Vitali Klitschko received a challenge from Dereck Chisora but still won a one-sided decision to retain his WBC heavyweight title Saturday in Munich, Germany.
Chisora (15-3, 9 knockouts) fought a spirited fight, attacking his much taller and more-experienced opponent from beginning to end and landing more blows than the big Ukrainian is accustomed to.
However, Klitschko (44-2, 40 KOs) clearly outworked his British rival – primarily with a stiff right – to win the majority of the rounds. The judges scored it 118-110, 118-110 and 119-111, meaning Chisora won only a few rounds. THE RING scored it 118-110 for Klitschko.
Klitschko threw relatively few jabs, a punch with which he normally sets up his big right. The obvious question was whether he injured his left hand either before or during the fight.
He spoke cryptically about it immediately afteward.
“I fought with my right hand,” he said. “I’m not ready to talk about it. It’s not excuses because I really wanted to knock him out very much.”

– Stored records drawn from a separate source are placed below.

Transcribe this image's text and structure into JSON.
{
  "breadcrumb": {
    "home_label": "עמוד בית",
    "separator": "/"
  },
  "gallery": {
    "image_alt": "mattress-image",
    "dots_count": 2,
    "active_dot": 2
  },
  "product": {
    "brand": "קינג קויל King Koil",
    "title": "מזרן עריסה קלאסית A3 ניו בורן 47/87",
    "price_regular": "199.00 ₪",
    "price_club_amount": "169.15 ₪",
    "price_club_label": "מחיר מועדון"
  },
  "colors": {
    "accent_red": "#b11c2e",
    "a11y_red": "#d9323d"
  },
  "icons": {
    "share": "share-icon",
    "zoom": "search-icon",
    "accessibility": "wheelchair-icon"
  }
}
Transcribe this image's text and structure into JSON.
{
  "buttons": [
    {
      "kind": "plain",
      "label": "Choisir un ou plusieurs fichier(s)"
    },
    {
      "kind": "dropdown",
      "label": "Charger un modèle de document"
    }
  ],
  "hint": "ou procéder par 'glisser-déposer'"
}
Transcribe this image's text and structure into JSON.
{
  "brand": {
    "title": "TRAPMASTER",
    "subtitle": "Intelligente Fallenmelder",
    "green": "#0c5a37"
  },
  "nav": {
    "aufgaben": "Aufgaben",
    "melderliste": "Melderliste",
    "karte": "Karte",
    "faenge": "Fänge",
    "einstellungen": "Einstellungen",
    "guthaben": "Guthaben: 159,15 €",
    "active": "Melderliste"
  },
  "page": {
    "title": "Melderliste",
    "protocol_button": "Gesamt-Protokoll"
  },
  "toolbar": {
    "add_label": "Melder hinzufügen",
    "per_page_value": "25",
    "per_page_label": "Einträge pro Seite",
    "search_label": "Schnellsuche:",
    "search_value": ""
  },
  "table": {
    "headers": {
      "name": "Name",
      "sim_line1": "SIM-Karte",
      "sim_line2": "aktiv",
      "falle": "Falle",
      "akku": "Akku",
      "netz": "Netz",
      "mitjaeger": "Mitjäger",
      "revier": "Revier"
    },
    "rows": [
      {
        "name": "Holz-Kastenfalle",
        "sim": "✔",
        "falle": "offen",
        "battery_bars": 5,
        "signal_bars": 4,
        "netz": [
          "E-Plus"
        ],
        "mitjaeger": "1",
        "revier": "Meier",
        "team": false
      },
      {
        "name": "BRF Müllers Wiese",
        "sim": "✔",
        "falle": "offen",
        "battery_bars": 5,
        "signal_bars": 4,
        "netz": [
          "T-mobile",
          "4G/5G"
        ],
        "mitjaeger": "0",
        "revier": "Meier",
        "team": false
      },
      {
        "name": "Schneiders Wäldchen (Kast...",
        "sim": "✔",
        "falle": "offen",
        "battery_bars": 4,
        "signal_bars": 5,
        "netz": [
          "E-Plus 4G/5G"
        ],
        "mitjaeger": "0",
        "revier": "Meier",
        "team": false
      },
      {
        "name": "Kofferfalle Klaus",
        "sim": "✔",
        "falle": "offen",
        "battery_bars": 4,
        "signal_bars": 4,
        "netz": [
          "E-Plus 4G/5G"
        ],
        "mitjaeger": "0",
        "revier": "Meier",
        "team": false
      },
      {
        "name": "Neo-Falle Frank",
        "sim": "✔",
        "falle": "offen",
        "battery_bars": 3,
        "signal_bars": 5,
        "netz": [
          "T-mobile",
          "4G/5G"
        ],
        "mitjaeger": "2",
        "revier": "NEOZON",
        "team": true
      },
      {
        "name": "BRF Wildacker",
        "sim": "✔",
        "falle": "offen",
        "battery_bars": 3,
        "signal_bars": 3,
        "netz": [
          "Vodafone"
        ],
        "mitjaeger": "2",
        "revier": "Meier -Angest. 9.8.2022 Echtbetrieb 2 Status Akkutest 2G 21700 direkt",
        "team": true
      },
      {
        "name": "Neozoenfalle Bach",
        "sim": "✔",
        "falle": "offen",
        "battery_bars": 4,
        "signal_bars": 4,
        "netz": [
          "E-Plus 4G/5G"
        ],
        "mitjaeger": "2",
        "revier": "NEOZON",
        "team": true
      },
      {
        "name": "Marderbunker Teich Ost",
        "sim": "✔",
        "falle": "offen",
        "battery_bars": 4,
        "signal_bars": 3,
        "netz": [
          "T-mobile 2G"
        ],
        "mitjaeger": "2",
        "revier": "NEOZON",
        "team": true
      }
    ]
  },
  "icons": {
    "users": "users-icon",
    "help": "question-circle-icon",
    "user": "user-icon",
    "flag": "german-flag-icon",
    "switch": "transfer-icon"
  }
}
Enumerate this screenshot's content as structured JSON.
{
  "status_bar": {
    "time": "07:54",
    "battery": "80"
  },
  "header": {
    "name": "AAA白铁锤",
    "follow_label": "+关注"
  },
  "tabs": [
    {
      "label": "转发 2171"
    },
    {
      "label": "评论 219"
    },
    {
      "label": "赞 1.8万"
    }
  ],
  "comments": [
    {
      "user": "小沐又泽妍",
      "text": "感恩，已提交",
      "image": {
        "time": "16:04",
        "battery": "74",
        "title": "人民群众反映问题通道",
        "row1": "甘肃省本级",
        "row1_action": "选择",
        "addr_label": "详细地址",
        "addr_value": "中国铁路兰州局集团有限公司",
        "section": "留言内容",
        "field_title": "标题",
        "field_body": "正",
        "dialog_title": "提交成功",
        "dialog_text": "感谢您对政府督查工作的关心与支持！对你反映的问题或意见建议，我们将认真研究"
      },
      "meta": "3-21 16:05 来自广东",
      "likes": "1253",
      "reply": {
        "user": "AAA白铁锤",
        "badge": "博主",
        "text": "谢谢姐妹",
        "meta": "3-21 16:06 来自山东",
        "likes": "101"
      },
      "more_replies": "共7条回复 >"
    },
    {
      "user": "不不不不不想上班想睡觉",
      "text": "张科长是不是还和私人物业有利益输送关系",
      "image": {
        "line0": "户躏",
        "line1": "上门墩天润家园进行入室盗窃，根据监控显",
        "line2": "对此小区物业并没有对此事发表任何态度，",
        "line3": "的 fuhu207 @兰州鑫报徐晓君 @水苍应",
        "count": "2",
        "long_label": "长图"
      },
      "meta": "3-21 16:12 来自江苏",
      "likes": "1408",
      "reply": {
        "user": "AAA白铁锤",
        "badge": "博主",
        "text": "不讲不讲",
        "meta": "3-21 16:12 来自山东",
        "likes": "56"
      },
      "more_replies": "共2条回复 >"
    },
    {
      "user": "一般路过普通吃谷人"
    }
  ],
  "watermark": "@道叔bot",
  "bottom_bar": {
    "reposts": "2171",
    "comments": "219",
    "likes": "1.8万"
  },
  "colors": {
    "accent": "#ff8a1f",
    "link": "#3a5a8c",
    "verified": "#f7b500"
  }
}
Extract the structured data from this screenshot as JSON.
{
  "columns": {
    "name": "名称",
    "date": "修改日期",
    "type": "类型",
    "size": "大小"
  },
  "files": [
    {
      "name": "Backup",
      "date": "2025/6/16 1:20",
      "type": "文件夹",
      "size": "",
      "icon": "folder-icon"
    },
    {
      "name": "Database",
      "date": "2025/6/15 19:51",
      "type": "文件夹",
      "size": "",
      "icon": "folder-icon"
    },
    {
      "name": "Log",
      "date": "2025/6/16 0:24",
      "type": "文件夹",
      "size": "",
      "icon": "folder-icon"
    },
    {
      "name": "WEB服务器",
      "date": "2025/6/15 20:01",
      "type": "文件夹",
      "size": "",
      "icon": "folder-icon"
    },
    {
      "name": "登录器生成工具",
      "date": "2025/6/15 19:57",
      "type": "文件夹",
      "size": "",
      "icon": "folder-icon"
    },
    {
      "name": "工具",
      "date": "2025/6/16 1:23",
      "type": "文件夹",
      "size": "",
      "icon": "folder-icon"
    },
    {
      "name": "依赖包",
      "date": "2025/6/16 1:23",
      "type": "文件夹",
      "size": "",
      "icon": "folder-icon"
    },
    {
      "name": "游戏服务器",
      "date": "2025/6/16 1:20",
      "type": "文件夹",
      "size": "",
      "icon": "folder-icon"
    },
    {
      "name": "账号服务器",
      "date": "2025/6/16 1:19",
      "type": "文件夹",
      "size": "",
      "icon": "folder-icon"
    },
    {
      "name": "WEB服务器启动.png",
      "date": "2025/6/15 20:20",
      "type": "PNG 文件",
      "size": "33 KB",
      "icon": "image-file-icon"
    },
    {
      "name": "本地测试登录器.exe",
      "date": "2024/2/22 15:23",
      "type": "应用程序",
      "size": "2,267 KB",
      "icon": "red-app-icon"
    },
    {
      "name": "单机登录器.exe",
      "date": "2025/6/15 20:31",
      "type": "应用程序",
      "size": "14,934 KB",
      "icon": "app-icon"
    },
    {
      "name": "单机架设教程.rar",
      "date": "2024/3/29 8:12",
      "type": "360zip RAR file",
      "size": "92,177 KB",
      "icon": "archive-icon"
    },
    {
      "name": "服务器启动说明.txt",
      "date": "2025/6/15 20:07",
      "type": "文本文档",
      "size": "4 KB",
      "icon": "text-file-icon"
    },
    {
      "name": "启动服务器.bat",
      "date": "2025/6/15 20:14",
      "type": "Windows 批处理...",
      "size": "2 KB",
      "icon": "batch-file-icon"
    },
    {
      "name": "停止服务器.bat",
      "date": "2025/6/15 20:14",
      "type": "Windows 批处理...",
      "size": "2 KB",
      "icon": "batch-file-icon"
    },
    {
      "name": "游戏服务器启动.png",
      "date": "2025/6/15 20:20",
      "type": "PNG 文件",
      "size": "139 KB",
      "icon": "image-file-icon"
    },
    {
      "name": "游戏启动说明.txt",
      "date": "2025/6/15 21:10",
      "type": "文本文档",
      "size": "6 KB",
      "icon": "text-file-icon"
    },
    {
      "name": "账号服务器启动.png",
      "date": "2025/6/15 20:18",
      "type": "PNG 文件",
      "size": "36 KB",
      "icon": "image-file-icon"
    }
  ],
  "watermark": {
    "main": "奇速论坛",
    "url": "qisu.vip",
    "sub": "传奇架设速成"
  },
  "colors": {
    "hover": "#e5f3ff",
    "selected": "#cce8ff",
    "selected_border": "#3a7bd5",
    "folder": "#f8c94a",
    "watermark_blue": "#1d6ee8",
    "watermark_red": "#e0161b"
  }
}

Without a consistent jab, Klitschko controlled the fight with his busy and hard right, which he landed consistently even if he never seriously hurt Chisora.
Klitschko seemed to be frustrated in spite of the victory.
“It was not a perfect performance,” he said. “… I fought against him just with a right hand. But, anyway, it was a good performance from Chisora. He had good movement. It’s very difficult to hit him.”
He went on: “I saw every punch from Chisora. He’s a little bit slow. If Chisora was much faster, then I might’ve had a problem. I saw almost every punch.”
Klitschko, 40, has now successfully defended his belt eight times and has won 12 consecutive fights. His last loss was a sixth-round TKO to Lennox Lewis in 2003, a fight stopped because Klitschko was cut.
Chisora is in the unusual position of being 1-3 in his last four fights but enhancing his reputation.
Most obsevers believe he was robbed when he lost a split decision to Robert Helenius in December. And he might’ve given Klitschko more trouble than any opponent since Klitschko returned from his hiatus in 2008.
Chisora said he didn’t execute his game plan.
“We wanted to work instead,” he said. “When I got inside, though, I wasn’t working. Experience beat me today.”